Records contained in a dataset:
--*--
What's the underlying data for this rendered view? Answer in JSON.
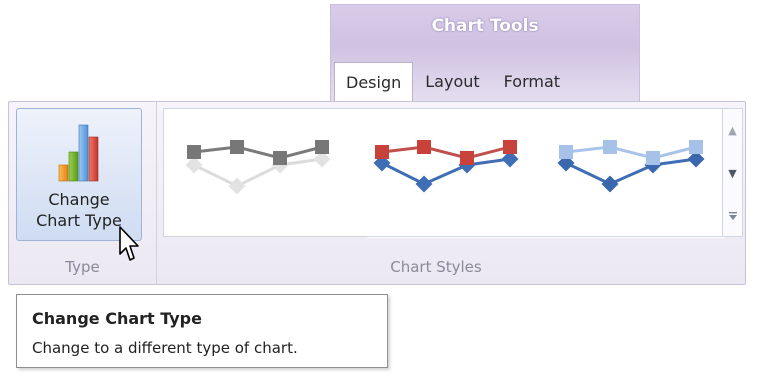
{
  "context_tabs": {
    "title": "Chart Tools",
    "color": "#cfc2e2",
    "tabs": [
      {
        "label": "Design",
        "active": true
      },
      {
        "label": "Layout",
        "active": false
      },
      {
        "label": "Format",
        "active": false
      }
    ]
  },
  "ribbon": {
    "type_group": {
      "label": "Type",
      "button": {
        "line1": "Change",
        "line2": "Chart Type",
        "icon": "bar-chart-icon"
      }
    },
    "styles_group": {
      "label": "Chart Styles",
      "gallery_items": [
        {
          "name": "gray-line-style",
          "primary": "#7f7f7f",
          "secondary": "#d8d8d8"
        },
        {
          "name": "red-blue-line-style",
          "primary": "#c0504d",
          "secondary": "#3f6eb5"
        },
        {
          "name": "blue-line-style",
          "primary": "#a9c4ea",
          "secondary": "#3f6eb5"
        }
      ],
      "scroll_icons": [
        "scroll-up-icon",
        "scroll-down-icon",
        "more-icon"
      ]
    }
  },
  "tooltip": {
    "title": "Change Chart Type",
    "body": "Change to a different type of chart."
  }
}
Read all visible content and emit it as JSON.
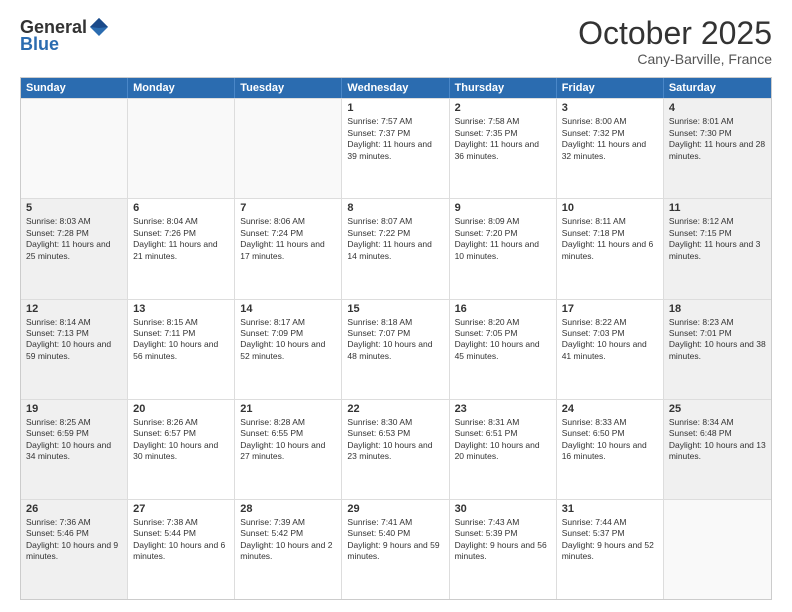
{
  "header": {
    "logo_general": "General",
    "logo_blue": "Blue",
    "month": "October 2025",
    "location": "Cany-Barville, France"
  },
  "days_of_week": [
    "Sunday",
    "Monday",
    "Tuesday",
    "Wednesday",
    "Thursday",
    "Friday",
    "Saturday"
  ],
  "rows": [
    [
      {
        "day": "",
        "sunrise": "",
        "sunset": "",
        "daylight": "",
        "shaded": false,
        "empty": true
      },
      {
        "day": "",
        "sunrise": "",
        "sunset": "",
        "daylight": "",
        "shaded": false,
        "empty": true
      },
      {
        "day": "",
        "sunrise": "",
        "sunset": "",
        "daylight": "",
        "shaded": false,
        "empty": true
      },
      {
        "day": "1",
        "sunrise": "Sunrise: 7:57 AM",
        "sunset": "Sunset: 7:37 PM",
        "daylight": "Daylight: 11 hours and 39 minutes.",
        "shaded": false,
        "empty": false
      },
      {
        "day": "2",
        "sunrise": "Sunrise: 7:58 AM",
        "sunset": "Sunset: 7:35 PM",
        "daylight": "Daylight: 11 hours and 36 minutes.",
        "shaded": false,
        "empty": false
      },
      {
        "day": "3",
        "sunrise": "Sunrise: 8:00 AM",
        "sunset": "Sunset: 7:32 PM",
        "daylight": "Daylight: 11 hours and 32 minutes.",
        "shaded": false,
        "empty": false
      },
      {
        "day": "4",
        "sunrise": "Sunrise: 8:01 AM",
        "sunset": "Sunset: 7:30 PM",
        "daylight": "Daylight: 11 hours and 28 minutes.",
        "shaded": true,
        "empty": false
      }
    ],
    [
      {
        "day": "5",
        "sunrise": "Sunrise: 8:03 AM",
        "sunset": "Sunset: 7:28 PM",
        "daylight": "Daylight: 11 hours and 25 minutes.",
        "shaded": true,
        "empty": false
      },
      {
        "day": "6",
        "sunrise": "Sunrise: 8:04 AM",
        "sunset": "Sunset: 7:26 PM",
        "daylight": "Daylight: 11 hours and 21 minutes.",
        "shaded": false,
        "empty": false
      },
      {
        "day": "7",
        "sunrise": "Sunrise: 8:06 AM",
        "sunset": "Sunset: 7:24 PM",
        "daylight": "Daylight: 11 hours and 17 minutes.",
        "shaded": false,
        "empty": false
      },
      {
        "day": "8",
        "sunrise": "Sunrise: 8:07 AM",
        "sunset": "Sunset: 7:22 PM",
        "daylight": "Daylight: 11 hours and 14 minutes.",
        "shaded": false,
        "empty": false
      },
      {
        "day": "9",
        "sunrise": "Sunrise: 8:09 AM",
        "sunset": "Sunset: 7:20 PM",
        "daylight": "Daylight: 11 hours and 10 minutes.",
        "shaded": false,
        "empty": false
      },
      {
        "day": "10",
        "sunrise": "Sunrise: 8:11 AM",
        "sunset": "Sunset: 7:18 PM",
        "daylight": "Daylight: 11 hours and 6 minutes.",
        "shaded": false,
        "empty": false
      },
      {
        "day": "11",
        "sunrise": "Sunrise: 8:12 AM",
        "sunset": "Sunset: 7:15 PM",
        "daylight": "Daylight: 11 hours and 3 minutes.",
        "shaded": true,
        "empty": false
      }
    ],
    [
      {
        "day": "12",
        "sunrise": "Sunrise: 8:14 AM",
        "sunset": "Sunset: 7:13 PM",
        "daylight": "Daylight: 10 hours and 59 minutes.",
        "shaded": true,
        "empty": false
      },
      {
        "day": "13",
        "sunrise": "Sunrise: 8:15 AM",
        "sunset": "Sunset: 7:11 PM",
        "daylight": "Daylight: 10 hours and 56 minutes.",
        "shaded": false,
        "empty": false
      },
      {
        "day": "14",
        "sunrise": "Sunrise: 8:17 AM",
        "sunset": "Sunset: 7:09 PM",
        "daylight": "Daylight: 10 hours and 52 minutes.",
        "shaded": false,
        "empty": false
      },
      {
        "day": "15",
        "sunrise": "Sunrise: 8:18 AM",
        "sunset": "Sunset: 7:07 PM",
        "daylight": "Daylight: 10 hours and 48 minutes.",
        "shaded": false,
        "empty": false
      },
      {
        "day": "16",
        "sunrise": "Sunrise: 8:20 AM",
        "sunset": "Sunset: 7:05 PM",
        "daylight": "Daylight: 10 hours and 45 minutes.",
        "shaded": false,
        "empty": false
      },
      {
        "day": "17",
        "sunrise": "Sunrise: 8:22 AM",
        "sunset": "Sunset: 7:03 PM",
        "daylight": "Daylight: 10 hours and 41 minutes.",
        "shaded": false,
        "empty": false
      },
      {
        "day": "18",
        "sunrise": "Sunrise: 8:23 AM",
        "sunset": "Sunset: 7:01 PM",
        "daylight": "Daylight: 10 hours and 38 minutes.",
        "shaded": true,
        "empty": false
      }
    ],
    [
      {
        "day": "19",
        "sunrise": "Sunrise: 8:25 AM",
        "sunset": "Sunset: 6:59 PM",
        "daylight": "Daylight: 10 hours and 34 minutes.",
        "shaded": true,
        "empty": false
      },
      {
        "day": "20",
        "sunrise": "Sunrise: 8:26 AM",
        "sunset": "Sunset: 6:57 PM",
        "daylight": "Daylight: 10 hours and 30 minutes.",
        "shaded": false,
        "empty": false
      },
      {
        "day": "21",
        "sunrise": "Sunrise: 8:28 AM",
        "sunset": "Sunset: 6:55 PM",
        "daylight": "Daylight: 10 hours and 27 minutes.",
        "shaded": false,
        "empty": false
      },
      {
        "day": "22",
        "sunrise": "Sunrise: 8:30 AM",
        "sunset": "Sunset: 6:53 PM",
        "daylight": "Daylight: 10 hours and 23 minutes.",
        "shaded": false,
        "empty": false
      },
      {
        "day": "23",
        "sunrise": "Sunrise: 8:31 AM",
        "sunset": "Sunset: 6:51 PM",
        "daylight": "Daylight: 10 hours and 20 minutes.",
        "shaded": false,
        "empty": false
      },
      {
        "day": "24",
        "sunrise": "Sunrise: 8:33 AM",
        "sunset": "Sunset: 6:50 PM",
        "daylight": "Daylight: 10 hours and 16 minutes.",
        "shaded": false,
        "empty": false
      },
      {
        "day": "25",
        "sunrise": "Sunrise: 8:34 AM",
        "sunset": "Sunset: 6:48 PM",
        "daylight": "Daylight: 10 hours and 13 minutes.",
        "shaded": true,
        "empty": false
      }
    ],
    [
      {
        "day": "26",
        "sunrise": "Sunrise: 7:36 AM",
        "sunset": "Sunset: 5:46 PM",
        "daylight": "Daylight: 10 hours and 9 minutes.",
        "shaded": true,
        "empty": false
      },
      {
        "day": "27",
        "sunrise": "Sunrise: 7:38 AM",
        "sunset": "Sunset: 5:44 PM",
        "daylight": "Daylight: 10 hours and 6 minutes.",
        "shaded": false,
        "empty": false
      },
      {
        "day": "28",
        "sunrise": "Sunrise: 7:39 AM",
        "sunset": "Sunset: 5:42 PM",
        "daylight": "Daylight: 10 hours and 2 minutes.",
        "shaded": false,
        "empty": false
      },
      {
        "day": "29",
        "sunrise": "Sunrise: 7:41 AM",
        "sunset": "Sunset: 5:40 PM",
        "daylight": "Daylight: 9 hours and 59 minutes.",
        "shaded": false,
        "empty": false
      },
      {
        "day": "30",
        "sunrise": "Sunrise: 7:43 AM",
        "sunset": "Sunset: 5:39 PM",
        "daylight": "Daylight: 9 hours and 56 minutes.",
        "shaded": false,
        "empty": false
      },
      {
        "day": "31",
        "sunrise": "Sunrise: 7:44 AM",
        "sunset": "Sunset: 5:37 PM",
        "daylight": "Daylight: 9 hours and 52 minutes.",
        "shaded": false,
        "empty": false
      },
      {
        "day": "",
        "sunrise": "",
        "sunset": "",
        "daylight": "",
        "shaded": true,
        "empty": true
      }
    ]
  ]
}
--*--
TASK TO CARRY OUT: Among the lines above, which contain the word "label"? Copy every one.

OUTPUT FOR THIS TASK:
        "label": "Design",
        "label": "Layout",
        "label": "Format",
      "label": "Type",
      "label": "Chart Styles",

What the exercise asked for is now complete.